- Shamgar follows Ehud & peace continues (3:31)
Deborah & Barak 4:1-5:31
- Israel turn from God (4:1)
- God gives them into the hand of Jabin & Sisera (4:2)
- Israel cry to the Lord (4:3)
- Deborah, the prophetess, ruling (4:4,5)
- Deborah calls Barak to go and receive victory (4:6,7)
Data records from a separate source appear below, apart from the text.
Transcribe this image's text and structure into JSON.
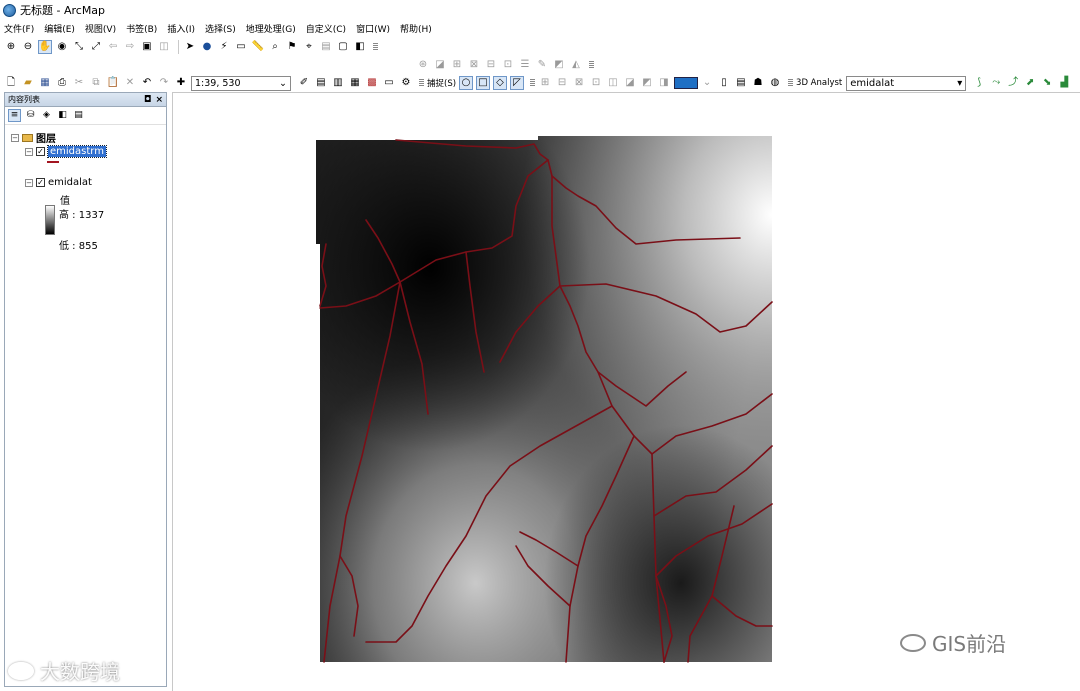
{
  "window": {
    "title": "无标题 - ArcMap"
  },
  "menu": [
    "文件(F)",
    "编辑(E)",
    "视图(V)",
    "书签(B)",
    "插入(I)",
    "选择(S)",
    "地理处理(G)",
    "自定义(C)",
    "窗口(W)",
    "帮助(H)"
  ],
  "toolbar": {
    "scale": "1:39, 530",
    "snap_label": "捕捉(S)",
    "analyst_label": "3D Analyst",
    "layer_combo": "emidalat"
  },
  "toc": {
    "title": "内容列表",
    "controls": {
      "pin": "◘",
      "close": "×"
    },
    "group_name": "图层",
    "layers": [
      {
        "name": "emidastrm",
        "checked": true,
        "selected": true
      },
      {
        "name": "emidalat",
        "checked": true,
        "selected": false
      }
    ],
    "legend": {
      "header": "值",
      "high": "高 : 1337",
      "low": "低 : 855"
    }
  },
  "watermarks": {
    "right": "GIS前沿",
    "left": "大数跨境"
  },
  "colors": {
    "stream": "#7a0f17",
    "selection": "#2f6fd0",
    "dem_high": "#ffffff",
    "dem_low": "#000000"
  }
}
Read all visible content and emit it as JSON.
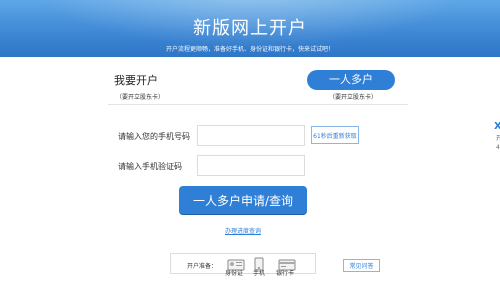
{
  "banner": {
    "title": "新版网上开户",
    "subtitle": "开户流程更顺畅，准备好手机、身份证和银行卡，快来试试吧！"
  },
  "options": {
    "left": {
      "title": "我要开户",
      "sub": "（要开立股东卡）"
    },
    "right": {
      "title": "一人多户",
      "sub": "（要开立股东卡）"
    }
  },
  "form": {
    "phone_label": "请输入您的手机号码",
    "phone_value": "",
    "code_label": "请输入手机验证码",
    "code_value": "",
    "resend_label": "61秒后重新获取",
    "submit_label": "一人多户申请/查询"
  },
  "links": {
    "progress": "办理进度查询"
  },
  "prepare": {
    "label": "开户准备：",
    "items": [
      "身份证",
      "手机",
      "银行卡"
    ],
    "faq_label": "常见问答"
  },
  "edge": {
    "x": "X",
    "a": "开",
    "b": "4"
  },
  "colors": {
    "accent": "#2f7fd6",
    "banner": "#3f89d6"
  }
}
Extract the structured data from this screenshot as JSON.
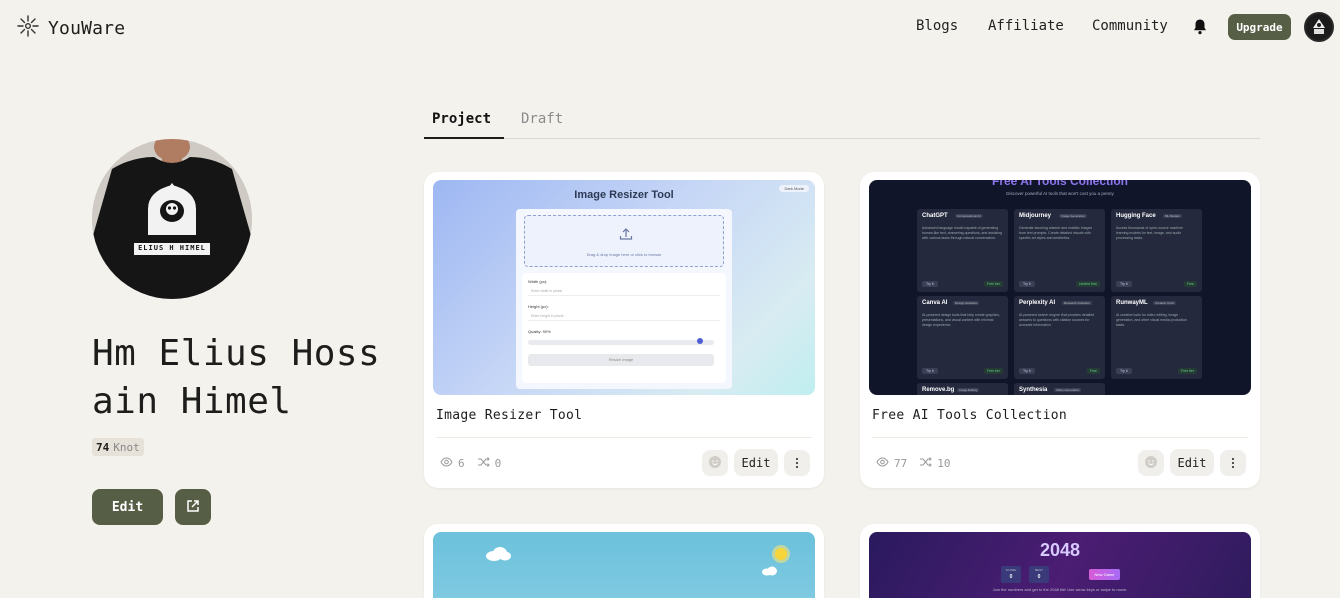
{
  "header": {
    "brand": "YouWare",
    "nav": [
      {
        "label": "Blogs"
      },
      {
        "label": "Affiliate"
      },
      {
        "label": "Community"
      }
    ],
    "upgrade_label": "Upgrade"
  },
  "profile": {
    "name": "Hm Elius Hossain Himel",
    "shirt_text": "ELIUS H HIMEL",
    "knot_count": "74",
    "knot_unit": "Knot",
    "edit_label": "Edit"
  },
  "tabs": [
    {
      "label": "Project",
      "active": true
    },
    {
      "label": "Draft",
      "active": false
    }
  ],
  "projects": [
    {
      "title": "Image Resizer Tool",
      "views": "6",
      "remixes": "0",
      "edit_label": "Edit",
      "preview": {
        "heading": "Image Resizer Tool",
        "mode_toggle": "Dark Mode",
        "drop_text": "Drag & drop image here or click to browse",
        "width_label": "Width (px):",
        "width_placeholder": "Enter width in pixels",
        "height_label": "Height (px):",
        "height_placeholder": "Enter height in pixels",
        "quality_label": "Quality: 90%",
        "resize_label": "Resize Image"
      }
    },
    {
      "title": "Free AI Tools Collection",
      "views": "77",
      "remixes": "10",
      "edit_label": "Edit",
      "preview": {
        "heading": "Free AI Tools Collection",
        "subheading": "Discover powerful AI tools that won't cost you a penny",
        "tools": [
          {
            "name": "ChatGPT",
            "tag": "Conversational AI",
            "desc": "Advanced language model capable of generating human-like text, answering questions, and assisting with various tasks through natural conversation.",
            "try": "Try it",
            "price": "Free tier"
          },
          {
            "name": "Midjourney",
            "tag": "Image Generation",
            "desc": "Generate stunning artwork and realistic images from text prompts. Create detailed visuals with specific art styles and aesthetics.",
            "try": "Try it",
            "price": "Limited free"
          },
          {
            "name": "Hugging Face",
            "tag": "ML Models",
            "desc": "Access thousands of open-source machine learning models for text, image, and audio processing tasks.",
            "try": "Try it",
            "price": "Free"
          },
          {
            "name": "Canva AI",
            "tag": "Design Assistant",
            "desc": "AI-powered design tools that help create graphics, presentations, and visual content with minimal design experience.",
            "try": "Try it",
            "price": "Free tier"
          },
          {
            "name": "Perplexity AI",
            "tag": "Research Assistant",
            "desc": "AI-powered search engine that provides detailed answers to questions with citation sources for accurate information.",
            "try": "Try it",
            "price": "Free"
          },
          {
            "name": "RunwayML",
            "tag": "Creative Tools",
            "desc": "AI creative tools for video editing, image generation, and other visual media production tasks.",
            "try": "Try it",
            "price": "Free tier"
          },
          {
            "name": "Remove.bg",
            "tag": "Image Editing"
          },
          {
            "name": "Synthesia",
            "tag": "Video Generation"
          }
        ]
      }
    },
    {
      "title": "",
      "preview": {}
    },
    {
      "title": "",
      "preview": {
        "heading": "2048",
        "score_label": "SCORE",
        "score_value": "0",
        "best_label": "BEST",
        "best_value": "0",
        "new_game_label": "New Game",
        "tip": "Join the numbers and get to the 2048 tile! Use arrow keys or swipe to move."
      }
    }
  ]
}
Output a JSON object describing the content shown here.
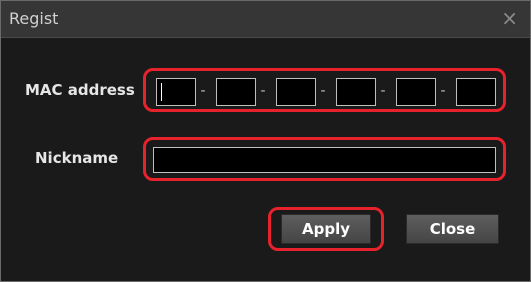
{
  "dialog": {
    "title": "Regist",
    "close_icon": "×"
  },
  "form": {
    "mac_label": "MAC address",
    "mac_fields": [
      "",
      "",
      "",
      "",
      "",
      ""
    ],
    "mac_separator": "-",
    "nickname_label": "Nickname",
    "nickname_value": ""
  },
  "buttons": {
    "apply_label": "Apply",
    "close_label": "Close"
  },
  "colors": {
    "highlight": "#e8222d",
    "background": "#1a1a1a",
    "titlebar": "#363636"
  }
}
The cycle is clearly observable: falling away, subjection, crying to God and then deliverance by God's man. The recorder seems to comment as much on a judge as they stood out by their deeds. Othniel, the first judge was Spirit-empowered. Ehud was an assassin whose act gave Israel the courage to rise up. Shamgar was a warrior judge who killed six hundred Philistines. Deborah was a prophetess-judge who brought God's call to Barak to lead Israel into battle and to victory. Barak can only do it with her help and it's left to another woman to finally wipe out the enemy commander!
1. God's discipline is to drive us back into His arms.
2. When we cry in repentance, He sends His Holy Spirit afresh.
3. The Lord's wisdom shows how to overcome the enemy each time.
4. Courage is needed to rise up against the enemy.
5. Faith is needed to respond to God's call.
Acknowledge your failings and return to the Lord. Receive the power of His Holy Spirit and do His will. Ask for wisdom to overcome the enemy's activities in your life.
PART 3 : "Gideon"
In the next three chapters we will follow in some detail the activities of Gideon as shown to us as the next of God's deliverers for His people.